On June 19th, that live energy will be widely accessible for the first time on streaming platforms, as Japandroids will be releasing a full LP of live recordings spanning their entire career (again, that’s only three albums, but still). Massey Fucking Hall, named after the Toronto venue where the hour-long setlist was recorded, will be released in June with a vinyl release slated for October 12th.

“We never thought we’d have the opportunity to play at Massey Hall,” drummer David Prowse shared in a press release. “It’s the most legendary venue in Canada by far, but it didn’t seem like a natural spot for a band like us to play. It’s a 100+ year old seated theatre, which isn’t the usual type of spot you expect to see Japandroids. Honestly, when we got off the stage that night, I remember feeling a sense of relief and exhilaration, but the whole thing felt like a bit of a blur. It was a very emotional show for me. We were both pretty nervous getting up on that stage.”

The band is also offering a taste of what the LP has to offer this morning with a pre-release single of their Post-Nothing track “Heart Sweats,” one of Japandroids’ favorite live staples. “It’s just got a great sense of momentum and never fails to get me hyped,” Prowse added of the single. “During that tour we were playing it second or third in the set. It consistently feels like the moment in the set where I just get that sense of ‘oh yeah we’re cooking now,’ and everything just locks in and we’re ripping through the rest of the set.”

Sometimes, you just have to laugh. As Japandroids thrashed through their perennial set closer The House That Heaven Built at Toronto’s fabled Massey Hall back in 2017, Brian King did just that. “That song went off, and the kids in the front couldn’t help themselves any longer,” the guitarist recalls. “They started climbing up and trying to stage dive. You have to remember, you don’t stage dive at Massey Hall.”

You can hear him cracking up as clear as day on Japandroids’ new live record, which feels like a culmination of sorts for King and his drummer bandmate Dave Prowse. After almost 15 years of kicking out jams that cross Hüsker Dü’s bullish melodicism with the wastoid barroom rock of the Replacements, Massey Fucking Hall is an out and out ‘Look at me, ma!’ blowout for the Vancouver duo.
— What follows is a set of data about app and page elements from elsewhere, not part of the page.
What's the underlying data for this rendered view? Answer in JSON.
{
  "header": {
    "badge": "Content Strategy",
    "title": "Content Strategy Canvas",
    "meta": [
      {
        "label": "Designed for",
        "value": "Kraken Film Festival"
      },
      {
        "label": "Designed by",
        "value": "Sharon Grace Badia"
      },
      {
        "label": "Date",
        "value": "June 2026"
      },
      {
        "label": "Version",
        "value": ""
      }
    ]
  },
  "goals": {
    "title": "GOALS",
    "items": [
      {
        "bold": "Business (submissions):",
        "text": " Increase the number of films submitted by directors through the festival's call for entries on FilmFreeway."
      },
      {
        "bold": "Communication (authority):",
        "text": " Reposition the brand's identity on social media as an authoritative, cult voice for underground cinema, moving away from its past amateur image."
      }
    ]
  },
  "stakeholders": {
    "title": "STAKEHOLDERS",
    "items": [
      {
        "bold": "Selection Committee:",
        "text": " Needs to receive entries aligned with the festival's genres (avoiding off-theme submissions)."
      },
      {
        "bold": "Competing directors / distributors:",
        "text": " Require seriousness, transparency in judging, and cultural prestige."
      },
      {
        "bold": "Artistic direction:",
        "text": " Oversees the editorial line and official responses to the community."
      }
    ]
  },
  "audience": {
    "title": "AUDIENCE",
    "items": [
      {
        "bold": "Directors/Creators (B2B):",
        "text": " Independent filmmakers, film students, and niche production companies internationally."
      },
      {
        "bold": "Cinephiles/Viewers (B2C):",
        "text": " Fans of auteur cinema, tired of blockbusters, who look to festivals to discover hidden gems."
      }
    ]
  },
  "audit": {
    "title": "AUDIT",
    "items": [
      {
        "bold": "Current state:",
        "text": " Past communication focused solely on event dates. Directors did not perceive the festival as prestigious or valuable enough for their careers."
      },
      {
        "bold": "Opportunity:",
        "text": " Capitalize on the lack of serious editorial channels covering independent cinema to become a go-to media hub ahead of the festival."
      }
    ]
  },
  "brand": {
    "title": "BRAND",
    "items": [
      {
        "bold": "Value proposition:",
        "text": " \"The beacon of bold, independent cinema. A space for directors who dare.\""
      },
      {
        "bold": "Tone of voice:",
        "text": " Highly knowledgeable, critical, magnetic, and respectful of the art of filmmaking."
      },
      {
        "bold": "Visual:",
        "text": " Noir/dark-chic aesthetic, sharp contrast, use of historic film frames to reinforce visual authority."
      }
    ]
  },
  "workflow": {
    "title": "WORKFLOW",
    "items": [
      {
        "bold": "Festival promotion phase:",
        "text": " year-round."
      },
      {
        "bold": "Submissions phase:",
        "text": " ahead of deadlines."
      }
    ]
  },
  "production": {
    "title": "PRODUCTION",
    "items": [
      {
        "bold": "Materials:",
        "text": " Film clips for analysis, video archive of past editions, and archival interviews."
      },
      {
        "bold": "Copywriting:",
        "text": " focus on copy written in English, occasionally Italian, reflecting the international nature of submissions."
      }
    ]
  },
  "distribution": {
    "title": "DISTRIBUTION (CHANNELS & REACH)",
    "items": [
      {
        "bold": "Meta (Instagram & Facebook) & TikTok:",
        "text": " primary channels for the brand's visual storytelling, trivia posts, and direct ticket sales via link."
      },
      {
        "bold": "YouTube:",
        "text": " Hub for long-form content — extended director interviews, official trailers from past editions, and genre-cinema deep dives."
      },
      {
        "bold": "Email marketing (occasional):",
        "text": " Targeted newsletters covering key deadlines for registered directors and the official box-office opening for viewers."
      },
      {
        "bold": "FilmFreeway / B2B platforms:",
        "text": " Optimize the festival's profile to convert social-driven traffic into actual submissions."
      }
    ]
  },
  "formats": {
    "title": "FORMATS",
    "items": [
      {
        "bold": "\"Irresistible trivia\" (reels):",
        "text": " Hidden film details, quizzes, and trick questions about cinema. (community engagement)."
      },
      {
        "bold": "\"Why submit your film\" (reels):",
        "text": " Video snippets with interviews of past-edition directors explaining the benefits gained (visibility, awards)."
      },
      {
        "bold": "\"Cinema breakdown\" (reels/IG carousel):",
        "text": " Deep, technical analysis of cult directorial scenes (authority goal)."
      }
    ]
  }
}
“Heart Sweats” by Japandroids from the album ‘Massey Fucking Hall,’ available June 19th.